Reason 2 – Down payment
Another major problem why people with student loans aren’t able to buy a house is lack of savings. Most are not able to save enough because a huge chunk of their income goes to the bank as monthly installments. Stephanie Pennycuff, who works with a non-profit organization, mentions that almost one paycheck goes to loans every single month, and after that whatever amount she’s able to save goes down into something or the other. Meaning, she can’t save any money to purchase her very own house.
Reason 3 – Low debt-to-income ratio
As highlighted with McKinley’s story, a significant portion of people who have student loan debt get denied when they apply for a mortgage because of their poor debt-to-income ratio. The banks look at them as unsecured payers, which means they believe such people owe more than they make. In the event such people need to choose between paying a mortgage installment and a student loan installment, they’ll obviously pick the student loan since they might tolerate forfeiture of the house but not of their education.
All in all
Concern around this whole labyrinth of people with student loans not being in a position to buy a house are growing at a steady pace.
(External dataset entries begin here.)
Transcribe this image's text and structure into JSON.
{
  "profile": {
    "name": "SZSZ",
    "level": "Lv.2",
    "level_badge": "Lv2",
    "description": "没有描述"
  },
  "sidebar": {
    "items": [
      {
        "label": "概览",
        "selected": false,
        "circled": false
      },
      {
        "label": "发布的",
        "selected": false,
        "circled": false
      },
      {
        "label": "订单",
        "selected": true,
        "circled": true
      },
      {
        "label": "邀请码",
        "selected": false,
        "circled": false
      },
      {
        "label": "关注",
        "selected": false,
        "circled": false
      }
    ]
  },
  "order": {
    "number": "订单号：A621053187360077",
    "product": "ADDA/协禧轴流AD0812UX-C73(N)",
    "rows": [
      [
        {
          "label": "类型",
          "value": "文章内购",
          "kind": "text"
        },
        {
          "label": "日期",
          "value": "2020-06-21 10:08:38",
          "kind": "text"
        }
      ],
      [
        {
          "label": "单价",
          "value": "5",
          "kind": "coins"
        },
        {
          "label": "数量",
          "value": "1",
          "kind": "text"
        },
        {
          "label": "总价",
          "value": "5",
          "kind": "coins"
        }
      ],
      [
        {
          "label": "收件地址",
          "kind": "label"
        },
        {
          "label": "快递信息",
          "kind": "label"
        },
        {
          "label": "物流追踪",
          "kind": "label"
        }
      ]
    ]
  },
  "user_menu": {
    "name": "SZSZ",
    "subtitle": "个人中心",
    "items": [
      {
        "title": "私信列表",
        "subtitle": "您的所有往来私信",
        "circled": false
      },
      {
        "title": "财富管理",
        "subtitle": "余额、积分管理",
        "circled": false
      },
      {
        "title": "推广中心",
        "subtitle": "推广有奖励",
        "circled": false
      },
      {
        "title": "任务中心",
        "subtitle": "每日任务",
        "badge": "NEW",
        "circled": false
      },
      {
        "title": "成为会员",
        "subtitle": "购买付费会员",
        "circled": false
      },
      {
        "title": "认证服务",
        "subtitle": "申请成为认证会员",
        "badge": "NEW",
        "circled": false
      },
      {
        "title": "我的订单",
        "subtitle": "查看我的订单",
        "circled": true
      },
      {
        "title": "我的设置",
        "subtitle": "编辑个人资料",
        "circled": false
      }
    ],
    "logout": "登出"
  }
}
We agree that the primary way to build wealth and attain stability is if you own property under your signature, but considering the current scenario, student loans are continuing to compound and the dream of buying a new home seems somewhat endangered for most Americans.